Before Watchmen: Comedian Issue #2 advances the background story of Edward Blake in the 1960s. We travel with the character to Vietnam where he gets involved in the war. He also discovers how the U.S. military is funding the conflict.
Writer Brian Azzarello continues to push the envelope with plot points and story catalysts that some might deem irreverent. It’s evident he’s not afraid of a little controversy and I applaud him for that. I also like the way he sets the Comedian’s life experiences against the backdrop of important events in history.
Artist J.G. Jones’ illustrations are still the closest to mirror the original work in Watchmen. His comic representations of historical figures are immediately recognizable and makes it fun to see them side-by-side with Edward Blake. He perfectly captures the tone writer Azzarello sets with his narrative.
Writer Len Wein and artist John Higgins’ The Curse of the Crimson Corsair continues with part eight of the story. Our castaway is taken on board the Flying Dutchman and seeks a way to get off of it. The mysterious captain of the vessel reveals that the only means of escape is to collect three items. No one has ever succeeded in doing so. Our journey into the supernatural continues in this suspenseful chapter.

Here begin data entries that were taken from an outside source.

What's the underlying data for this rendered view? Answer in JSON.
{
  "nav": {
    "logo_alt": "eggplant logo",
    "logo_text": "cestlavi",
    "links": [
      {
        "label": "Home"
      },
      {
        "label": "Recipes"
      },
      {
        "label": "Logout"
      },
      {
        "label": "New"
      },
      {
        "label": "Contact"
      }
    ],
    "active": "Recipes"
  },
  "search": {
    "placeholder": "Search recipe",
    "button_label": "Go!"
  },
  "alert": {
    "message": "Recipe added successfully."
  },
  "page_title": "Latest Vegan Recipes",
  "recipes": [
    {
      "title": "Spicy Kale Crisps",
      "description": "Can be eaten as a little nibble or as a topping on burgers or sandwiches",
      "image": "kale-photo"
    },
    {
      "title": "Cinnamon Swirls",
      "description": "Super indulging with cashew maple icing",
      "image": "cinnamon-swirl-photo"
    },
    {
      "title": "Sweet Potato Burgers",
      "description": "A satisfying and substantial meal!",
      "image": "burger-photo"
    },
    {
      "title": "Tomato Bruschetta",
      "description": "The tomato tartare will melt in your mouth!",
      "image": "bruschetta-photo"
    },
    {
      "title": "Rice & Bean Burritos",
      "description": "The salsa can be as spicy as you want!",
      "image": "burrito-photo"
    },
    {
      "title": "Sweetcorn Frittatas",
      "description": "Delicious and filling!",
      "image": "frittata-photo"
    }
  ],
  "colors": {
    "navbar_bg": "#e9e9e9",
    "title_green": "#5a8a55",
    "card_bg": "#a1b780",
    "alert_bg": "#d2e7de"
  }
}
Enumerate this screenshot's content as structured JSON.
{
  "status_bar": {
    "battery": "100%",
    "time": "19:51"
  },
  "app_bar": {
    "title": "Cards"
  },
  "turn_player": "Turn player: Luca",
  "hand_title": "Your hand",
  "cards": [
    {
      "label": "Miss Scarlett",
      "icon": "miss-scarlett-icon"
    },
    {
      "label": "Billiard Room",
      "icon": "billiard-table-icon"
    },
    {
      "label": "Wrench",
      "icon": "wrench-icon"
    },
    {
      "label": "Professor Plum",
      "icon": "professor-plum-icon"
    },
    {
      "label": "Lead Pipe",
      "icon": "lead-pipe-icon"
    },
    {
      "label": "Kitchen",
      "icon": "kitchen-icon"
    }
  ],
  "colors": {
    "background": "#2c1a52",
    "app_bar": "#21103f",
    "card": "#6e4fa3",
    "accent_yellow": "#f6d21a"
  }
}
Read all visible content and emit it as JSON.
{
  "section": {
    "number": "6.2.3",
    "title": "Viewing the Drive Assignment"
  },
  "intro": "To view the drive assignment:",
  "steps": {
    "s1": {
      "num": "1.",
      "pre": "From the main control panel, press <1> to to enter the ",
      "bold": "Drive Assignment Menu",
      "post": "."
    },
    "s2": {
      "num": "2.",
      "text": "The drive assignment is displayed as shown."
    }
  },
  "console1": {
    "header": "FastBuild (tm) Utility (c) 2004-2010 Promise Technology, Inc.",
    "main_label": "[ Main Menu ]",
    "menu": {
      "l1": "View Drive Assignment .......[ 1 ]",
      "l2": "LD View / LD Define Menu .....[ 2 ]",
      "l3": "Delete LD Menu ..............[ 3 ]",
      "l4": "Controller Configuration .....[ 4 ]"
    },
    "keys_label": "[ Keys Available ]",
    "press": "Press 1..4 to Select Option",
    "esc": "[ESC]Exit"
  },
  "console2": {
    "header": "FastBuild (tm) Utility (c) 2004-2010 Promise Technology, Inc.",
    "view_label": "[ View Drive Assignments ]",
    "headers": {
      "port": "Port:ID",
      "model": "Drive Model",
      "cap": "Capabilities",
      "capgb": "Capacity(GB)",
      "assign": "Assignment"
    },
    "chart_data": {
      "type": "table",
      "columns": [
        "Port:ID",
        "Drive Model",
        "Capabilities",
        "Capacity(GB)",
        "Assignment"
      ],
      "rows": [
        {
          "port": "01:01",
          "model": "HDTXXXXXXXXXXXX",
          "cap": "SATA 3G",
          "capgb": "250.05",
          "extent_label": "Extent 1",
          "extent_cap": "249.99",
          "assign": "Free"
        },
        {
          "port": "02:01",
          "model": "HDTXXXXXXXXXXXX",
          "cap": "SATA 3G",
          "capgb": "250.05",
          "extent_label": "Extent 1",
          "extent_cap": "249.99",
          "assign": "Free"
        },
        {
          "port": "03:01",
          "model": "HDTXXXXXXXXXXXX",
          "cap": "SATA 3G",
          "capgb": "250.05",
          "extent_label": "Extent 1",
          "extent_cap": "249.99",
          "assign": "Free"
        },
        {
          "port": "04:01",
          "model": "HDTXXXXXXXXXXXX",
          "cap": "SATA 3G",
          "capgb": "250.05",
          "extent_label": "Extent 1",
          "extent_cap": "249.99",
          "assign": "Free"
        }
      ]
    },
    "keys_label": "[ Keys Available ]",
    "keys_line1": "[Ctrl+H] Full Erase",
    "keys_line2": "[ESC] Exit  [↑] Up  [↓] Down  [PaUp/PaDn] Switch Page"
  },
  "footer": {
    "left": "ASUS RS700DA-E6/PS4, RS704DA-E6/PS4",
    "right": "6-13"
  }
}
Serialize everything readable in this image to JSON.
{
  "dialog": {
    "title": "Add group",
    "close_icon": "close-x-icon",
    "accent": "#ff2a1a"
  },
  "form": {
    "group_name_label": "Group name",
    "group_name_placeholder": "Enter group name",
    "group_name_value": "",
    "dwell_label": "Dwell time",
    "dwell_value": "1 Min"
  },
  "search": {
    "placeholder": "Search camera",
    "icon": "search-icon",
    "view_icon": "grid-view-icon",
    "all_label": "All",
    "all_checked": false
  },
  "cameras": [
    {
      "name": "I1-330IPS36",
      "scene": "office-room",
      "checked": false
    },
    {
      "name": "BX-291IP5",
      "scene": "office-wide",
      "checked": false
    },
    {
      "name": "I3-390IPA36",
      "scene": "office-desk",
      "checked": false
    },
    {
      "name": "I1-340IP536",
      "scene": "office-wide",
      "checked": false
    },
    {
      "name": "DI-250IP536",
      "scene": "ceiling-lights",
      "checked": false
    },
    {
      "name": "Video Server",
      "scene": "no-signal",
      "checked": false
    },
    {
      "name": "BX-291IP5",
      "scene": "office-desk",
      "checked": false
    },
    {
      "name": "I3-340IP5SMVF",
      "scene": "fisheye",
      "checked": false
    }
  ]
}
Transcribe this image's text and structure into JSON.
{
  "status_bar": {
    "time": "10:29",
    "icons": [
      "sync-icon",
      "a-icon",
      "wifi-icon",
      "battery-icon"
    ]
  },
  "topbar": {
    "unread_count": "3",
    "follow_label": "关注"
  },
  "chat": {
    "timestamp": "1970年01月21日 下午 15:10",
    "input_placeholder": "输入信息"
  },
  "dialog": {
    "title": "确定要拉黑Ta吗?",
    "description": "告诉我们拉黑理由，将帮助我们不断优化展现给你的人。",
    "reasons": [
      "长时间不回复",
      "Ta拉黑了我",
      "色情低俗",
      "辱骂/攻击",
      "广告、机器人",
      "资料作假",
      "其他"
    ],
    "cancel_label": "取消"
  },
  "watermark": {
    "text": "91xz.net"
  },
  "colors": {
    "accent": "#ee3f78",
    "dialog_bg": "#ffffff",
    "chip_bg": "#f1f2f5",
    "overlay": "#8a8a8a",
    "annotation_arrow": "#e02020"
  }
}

Brian Azzarello and J.G. Jones prove the naysayers of the Before Watchmen event wrong again with issue #2 of Comedian. They show there are plenty of interesting stories behind Edward Blake to fill more than a few issues with satisfying material and wonderful artwork. If you haven’t given the Before Watchmen books a chance by now it’s time. Sooner or later your resistance is going to wear down and you’ll discover your opposition was in vain.